Despite not necessarily having this important conversation, parents are concerned about their aging parents’ use of substances and, in the case of prescription drugs, 51 percent of all adults polled are now more concerned about the risks of prescription drug abuse among their aging parents than their children.

The daunting issue, however, is that nearly two-thirds of those polled feel less equipped to help their parents with problems of abuse than they are to help their kids. On top of this, parents may not know the signs of substance abuse, with a full 75 percent of adults admitting they believe it’s possible to mistake signs of overuse/misuse/abuse of prescription drugs and alcohol for normal behaviors of aging.

According to Kevin Middleton, Psy.D., vice president of behavioral health at WellCare, there are certain questions adult children should ask themselves concerning their aging parents’ susceptibility to substance abuse.
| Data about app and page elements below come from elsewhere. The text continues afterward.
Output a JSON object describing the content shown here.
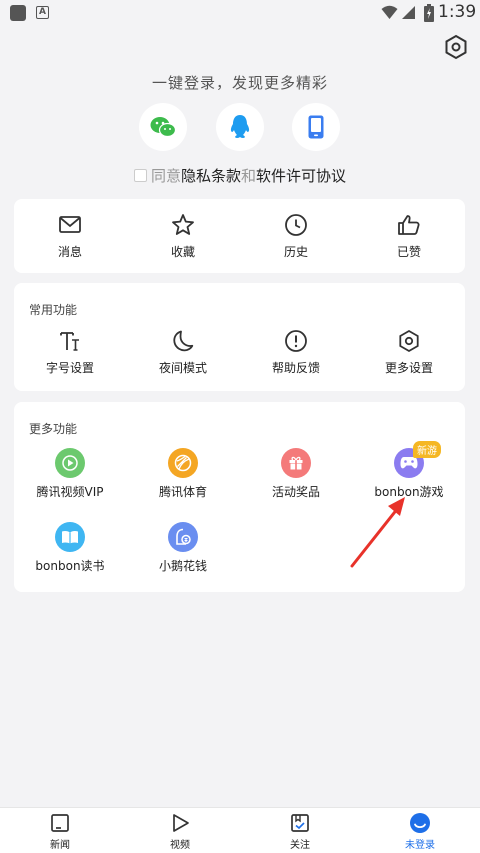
{
  "status_bar": {
    "time": "1:39",
    "icons": [
      "app-square-icon",
      "a-notification-icon",
      "wifi-icon",
      "signal-icon",
      "battery-icon"
    ]
  },
  "header": {
    "settings_icon": "hexagon-settings-icon"
  },
  "login": {
    "title": "一键登录，发现更多精彩",
    "methods": [
      {
        "name": "wechat",
        "icon": "wechat-icon",
        "color": "#3dbb4c"
      },
      {
        "name": "qq",
        "icon": "qq-icon",
        "color": "#1e9cf0"
      },
      {
        "name": "phone",
        "icon": "phone-icon",
        "color": "#3a7df0"
      }
    ],
    "agree_prefix": "同意",
    "privacy_link": "隐私条款",
    "agree_and": "和",
    "license_link": "软件许可协议"
  },
  "quick_actions": [
    {
      "label": "消息",
      "icon": "message-icon"
    },
    {
      "label": "收藏",
      "icon": "star-icon"
    },
    {
      "label": "历史",
      "icon": "clock-icon"
    },
    {
      "label": "已赞",
      "icon": "thumbs-up-icon"
    }
  ],
  "common": {
    "title": "常用功能",
    "items": [
      {
        "label": "字号设置",
        "icon": "font-size-icon"
      },
      {
        "label": "夜间模式",
        "icon": "moon-icon"
      },
      {
        "label": "帮助反馈",
        "icon": "help-icon"
      },
      {
        "label": "更多设置",
        "icon": "settings-icon"
      }
    ]
  },
  "more": {
    "title": "更多功能",
    "items": [
      {
        "label": "腾讯视频VIP",
        "icon": "tencent-video-icon",
        "color": "#6cc96e"
      },
      {
        "label": "腾讯体育",
        "icon": "sports-ball-icon",
        "color": "#f4a623"
      },
      {
        "label": "活动奖品",
        "icon": "gift-icon",
        "color": "#f47a7a"
      },
      {
        "label": "bonbon游戏",
        "icon": "gamepad-icon",
        "color": "#8b7cf0",
        "badge": "新游"
      },
      {
        "label": "bonbon读书",
        "icon": "book-icon",
        "color": "#3fb6f2"
      },
      {
        "label": "小鹅花钱",
        "icon": "wallet-icon",
        "color": "#6a8ef0"
      }
    ]
  },
  "bottom_nav": [
    {
      "label": "新闻",
      "icon": "news-icon"
    },
    {
      "label": "视频",
      "icon": "play-icon"
    },
    {
      "label": "关注",
      "icon": "follow-icon"
    },
    {
      "label": "未登录",
      "icon": "profile-icon",
      "active": true
    }
  ],
  "colors": {
    "accent": "#1e6fe8",
    "annotation_arrow": "#e8322a",
    "badge": "#f5b724"
  }
}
For instance:

  • Have there been any major changes in life, such as the death of a spouse?
  • Does your parent seem lonely or depressed? Do they want to be alone more often than usual?
  • Does your parent fill a prescription for the same medicine at two different pharmacies?
  • Does your parent often appear confused or forgetful?
  • Has your parent been on the same prescription for years? Do they have access to multiple months’ worth of opioids or other painkillers?

If you suspect your parent may have an issue with prescription drugs or alcohol, consider the following action steps:

  • Be Honest. Talk to your parents about your concerns, and ask pointed questions:
    • What prescription drugs are you currently taking?
    • How long have you been taking those prescription drugs?
    • How many alcoholic drinks do you have per day?
  • Be Proactive. Call their primary care doctor to discuss your concerns.
  • Seek Help. Call SAMHSA’s National Helpline, 1-800-662-HELP (4357), a confidential, free, 24-hour-a-day, 365-day-a-year, information service, in English and Spanish, for individuals and family members facing behavioral health and/or substance use disorders. This service provides referrals to local treatment facilities, support groups and community-based organizations.

Executive Summary: “The Tough Talk: Aging Parents and Substance Abuse

Survey Infographic: The Tough Talk